Curr Neurol Neurosci Rep. 2008 Nov;8(6):455-61. doi: 10.1007/s11910-008-0073-3.


HIV-associated neurocognitive disorders (HAND) are the most common preventable and treatable cause of dementia. While the incidence of the most severe form of HAND, HIV-associated dementia, has decreased since the introduction of combination antiretroviral therapy (cART), the prevalence of less severe forms of HAND has continued to rise. HAND leads to a subcortical dementia consisting of a triad of cognitive, behavior, and motor dysfunction. No single laboratory test can establish HAND, but ancillary studies including neuropsychological testing, neuroimaging studies, and cerebrospinal fluid (CSF) analysis are useful for supporting or refuting the diagnosis. More recent evidence has suggested that higher central nervous system-penetrating cART may lead to greater suppression of CSF HIV viral loads and improved cognition. Because viral control generally has been successful without eliminating cognitive dysfunction, further clinical studies that assess adjunctive neuroprotective drugs are likely to be required.
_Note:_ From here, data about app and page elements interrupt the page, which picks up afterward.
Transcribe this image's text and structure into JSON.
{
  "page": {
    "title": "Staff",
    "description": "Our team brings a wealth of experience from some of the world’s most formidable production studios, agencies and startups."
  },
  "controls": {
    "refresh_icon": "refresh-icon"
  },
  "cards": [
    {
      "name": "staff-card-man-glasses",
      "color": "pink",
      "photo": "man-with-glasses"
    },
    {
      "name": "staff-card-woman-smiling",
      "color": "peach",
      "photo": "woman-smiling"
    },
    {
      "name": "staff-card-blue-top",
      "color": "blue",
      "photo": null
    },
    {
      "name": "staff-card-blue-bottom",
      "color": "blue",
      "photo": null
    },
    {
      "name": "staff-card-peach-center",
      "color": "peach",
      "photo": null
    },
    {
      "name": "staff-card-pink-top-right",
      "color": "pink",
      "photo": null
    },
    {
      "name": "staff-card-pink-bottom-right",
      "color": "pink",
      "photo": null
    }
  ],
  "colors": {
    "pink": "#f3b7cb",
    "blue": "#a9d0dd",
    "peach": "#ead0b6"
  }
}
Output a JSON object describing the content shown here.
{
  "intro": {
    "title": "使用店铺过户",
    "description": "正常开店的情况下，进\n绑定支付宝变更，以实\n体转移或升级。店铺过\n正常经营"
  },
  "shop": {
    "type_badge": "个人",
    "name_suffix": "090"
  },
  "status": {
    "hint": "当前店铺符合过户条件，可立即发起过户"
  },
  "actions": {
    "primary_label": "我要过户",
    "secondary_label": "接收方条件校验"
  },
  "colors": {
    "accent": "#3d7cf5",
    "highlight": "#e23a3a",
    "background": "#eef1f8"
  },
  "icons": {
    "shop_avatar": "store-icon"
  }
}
Publication types

  • Research Support, N.I.H., Extramural
  • Research Support, Non-U.S. Gov't

MeSH terms

  • AIDS Dementia Complex* / drug therapy
  • AIDS Dementia Complex* / physiopathology
  • Anti-HIV Agents / therapeutic use*
  • Behavior / physiology
  • Diagnosis, Differential
  • Drug Therapy, Combination*
  • HIV Infections* / drug therapy
  • HIV Infections* / physiopathology
  • Humans
  • Magnetic Resonance Imaging
  • Motor Activity / physiology
  • Neuropsychological Tests


  • Anti-HIV Agents